Postcard Image

Postcard Image
As the Victorian era passed into the Edwardian and Roaring Twenties, a market developed for bisque and china bawdy novelties and figurines of women in revealing outfits. Although now most of these figurines seem more coy and cute than ribald and risque, in their time they symbolized the casting off of the perceived restraints of the Victorian era.

These little lovelies included bathing beauties, who came clad in swimsuits of real lace or in stylish painted beach wear, as well as mermaids, harem ladies, and nudies, who were meant to wear nothing more than an engaging smile. Also produced were flippers, innocent appearing figurines who reveal a bawdy secret when flipped over, and squirters, figurines that were meant to squirt water out of an appropriate orifice.

Most were manufactured in Germany from the late 1800s through the 1930s, often showing remarkable artistry and imagination, with Japan entering the market during World War I.

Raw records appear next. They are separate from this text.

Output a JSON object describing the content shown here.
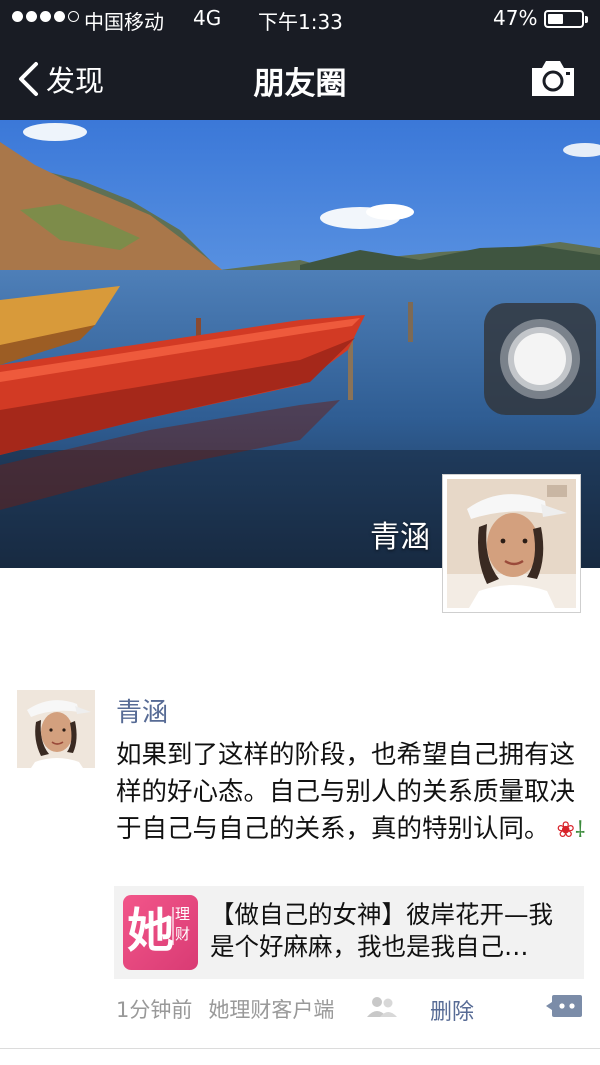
{
  "status_bar": {
    "carrier": "中国移动",
    "network": "4G",
    "time": "下午1:33",
    "battery_percent": "47%",
    "battery_level": 0.47,
    "signal_bars_filled": 4,
    "signal_bars_total": 5
  },
  "nav": {
    "back_label": "发现",
    "title": "朋友圈",
    "camera_icon": "camera-icon"
  },
  "cover": {
    "user_name": "青涵"
  },
  "post": {
    "author": "青涵",
    "text": "如果到了这样的阶段，也希望自己拥有这样的好心态。自己与别人的关系质量取决于自己与自己的关系，真的特别认同。",
    "emoji_icon": "rose-icon",
    "shared_link": {
      "icon_text_big": "她",
      "icon_text_small_1": "理",
      "icon_text_small_2": "财",
      "title": "【做自己的女神】彼岸花开—我是个好麻麻，我也是我自己…"
    },
    "time": "1分钟前",
    "source": "她理财客户端",
    "delete_label": "删除"
  },
  "colors": {
    "nav_bg": "#191c24",
    "link_blue": "#576b95",
    "share_bg": "#f2f2f2",
    "meta_gray": "#999999",
    "brand_pink": "#e64a80"
  }
}
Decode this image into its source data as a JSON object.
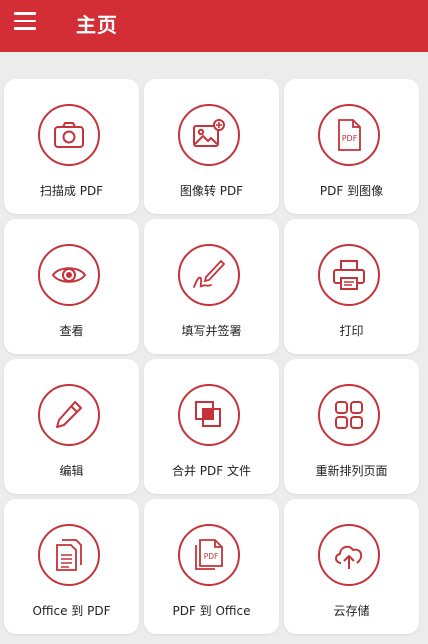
{
  "header": {
    "title": "主页"
  },
  "tiles": [
    {
      "label": "扫描成 PDF",
      "icon": "camera-icon"
    },
    {
      "label": "图像转 PDF",
      "icon": "image-add-icon"
    },
    {
      "label": "PDF 到图像",
      "icon": "pdf-file-icon",
      "icon_text": "PDF"
    },
    {
      "label": "查看",
      "icon": "eye-icon"
    },
    {
      "label": "填写并签署",
      "icon": "signature-icon"
    },
    {
      "label": "打印",
      "icon": "printer-icon"
    },
    {
      "label": "编辑",
      "icon": "pencil-icon"
    },
    {
      "label": "合并 PDF 文件",
      "icon": "merge-icon"
    },
    {
      "label": "重新排列页面",
      "icon": "grid-icon"
    },
    {
      "label": "Office 到 PDF",
      "icon": "document-icon"
    },
    {
      "label": "PDF 到 Office",
      "icon": "pdf-stack-icon",
      "icon_text": "PDF"
    },
    {
      "label": "云存储",
      "icon": "cloud-upload-icon"
    }
  ],
  "colors": {
    "accent": "#d32d35",
    "icon_stroke": "#c4343a"
  }
}
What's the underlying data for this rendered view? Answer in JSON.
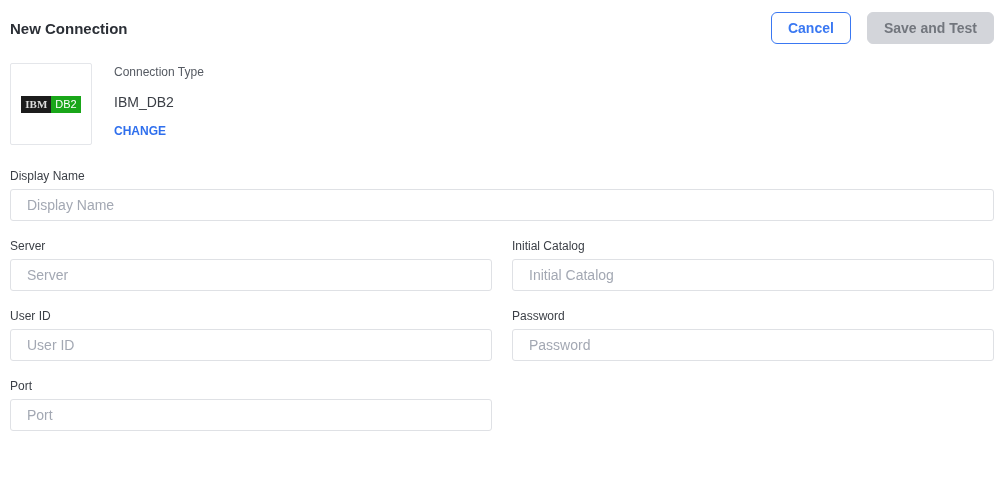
{
  "title": "New Connection",
  "buttons": [
    {
      "label": "Cancel",
      "kind": "secondary"
    },
    {
      "label": "Save and Test",
      "kind": "primary",
      "disabled": true
    }
  ],
  "connection_type": {
    "logo": {
      "left": "IBM",
      "right": "DB2"
    },
    "label": "Connection Type",
    "value": "IBM_DB2",
    "action": "CHANGE"
  },
  "fields": [
    {
      "label": "Display Name",
      "placeholder": "Display Name",
      "wide": true
    },
    {
      "label": "Server",
      "placeholder": "Server",
      "wide": false
    },
    {
      "label": "Initial Catalog",
      "placeholder": "Initial Catalog",
      "wide": false
    },
    {
      "label": "User ID",
      "placeholder": "User ID",
      "wide": false
    },
    {
      "label": "Password",
      "placeholder": "Password",
      "wide": false
    },
    {
      "label": "Port",
      "placeholder": "Port",
      "wide": false
    }
  ]
}
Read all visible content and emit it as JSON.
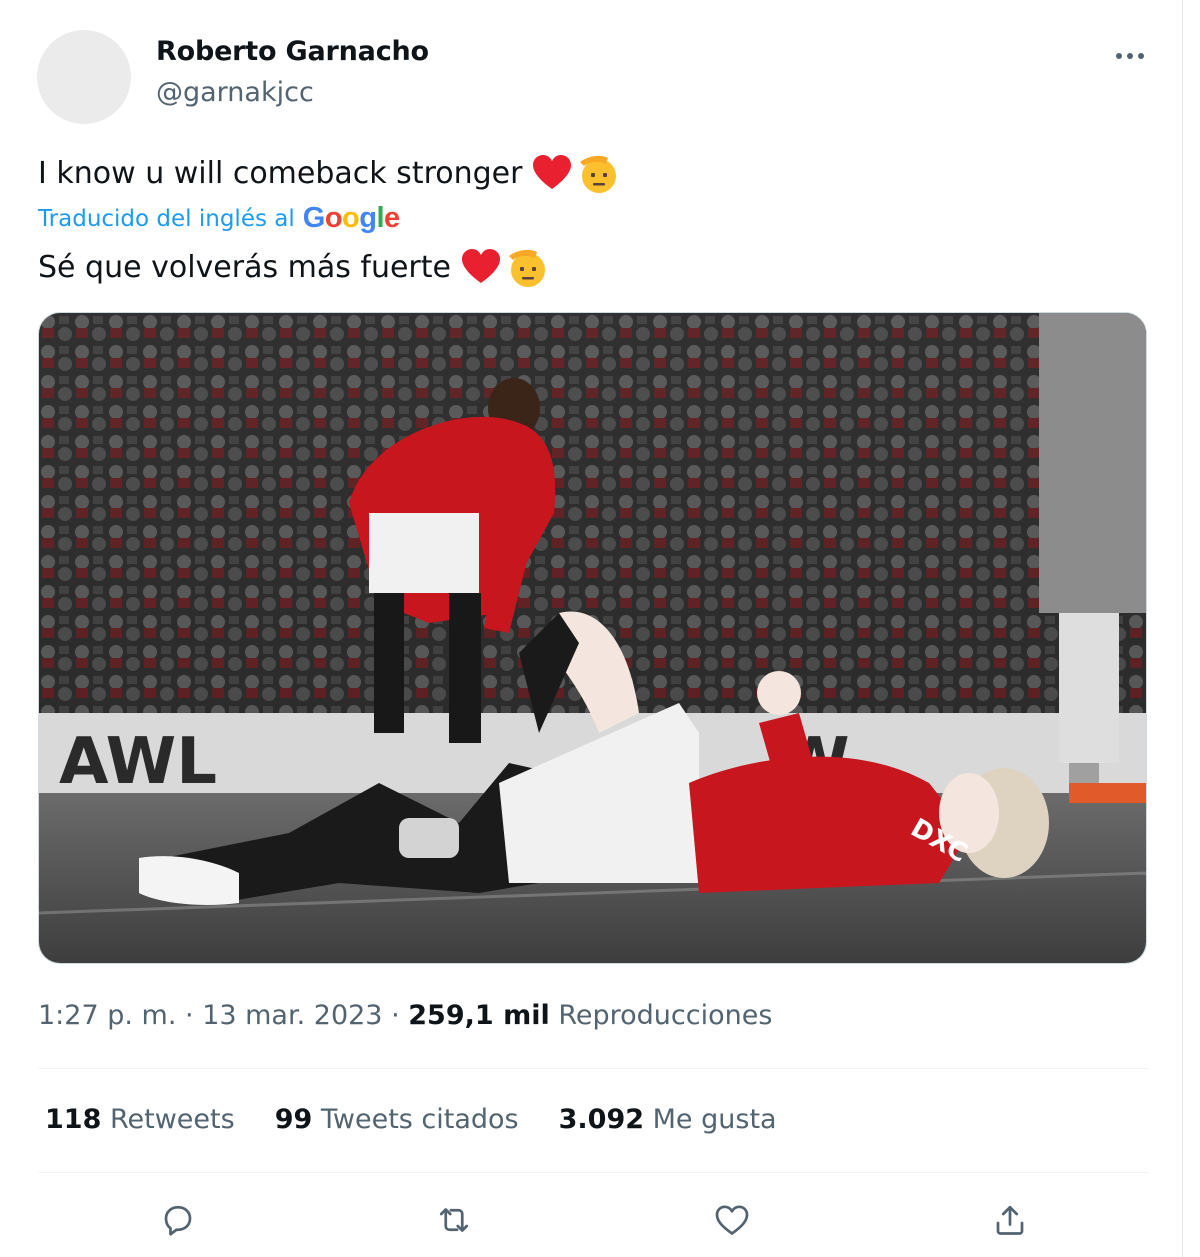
{
  "author": {
    "name": "Roberto Garnacho",
    "handle": "@garnakjcc"
  },
  "tweet": {
    "text": "I know u will comeback stronger",
    "translated_label": "Traducido del inglés al",
    "translation_provider": "Google",
    "translation": "Sé que volverás más fuerte",
    "emojis": [
      "red-heart-icon",
      "saluting-face-icon"
    ]
  },
  "meta": {
    "time": "1:27 p. m.",
    "separator": "·",
    "date": "13 mar. 2023",
    "views_count": "259,1 mil",
    "views_label": "Reproducciones"
  },
  "stats": {
    "retweets_count": "118",
    "retweets_label": "Retweets",
    "quotes_count": "99",
    "quotes_label": "Tweets citados",
    "likes_count": "3.092",
    "likes_label": "Me gusta"
  },
  "colors": {
    "link": "#1d9bf0",
    "secondary": "#536471",
    "primary": "#0f1419",
    "heart": "#e8202f",
    "google_blue": "#4285F4",
    "google_red": "#EA4335",
    "google_yellow": "#FBBC05",
    "google_green": "#34A853"
  }
}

Thursday, June 11, 2015

My Sweetheart's the Man in the Moon

My sweetheart’s the man in the moon.
I’m going to marry him soon.
‘Twould fill me with bliss just to give him one kiss.
But I know that a dozen I never would miss.
I’ll go up in a great big balloon
And see my sweetheart in the moon.
Then behind some dark cloud where no one is allowed
I’ll make love to the man in the moon.

James Thornton (1861 – 1938),  songwriter and vaudeville performer

This week is another moonstruck maiden and her moon man.  These star-struck sweethearts are pictured in my book Bawdy Bisques and Naughty Novelties: German Bathing Beauties and Their Risqué Kin. Underneath, these honeymooners are incised with the Schafer and Vater starburst mark and "1551." 

As you can see from this picture comparing them to the pair in my previous post, these are larger lunar lovers at 5.25 inches tall.   The bigger belle, in her excitement, has apparently dropped her rose, which lies abandoned on the base.  

This view shows the vases in the back, sculpted like swirling clouds.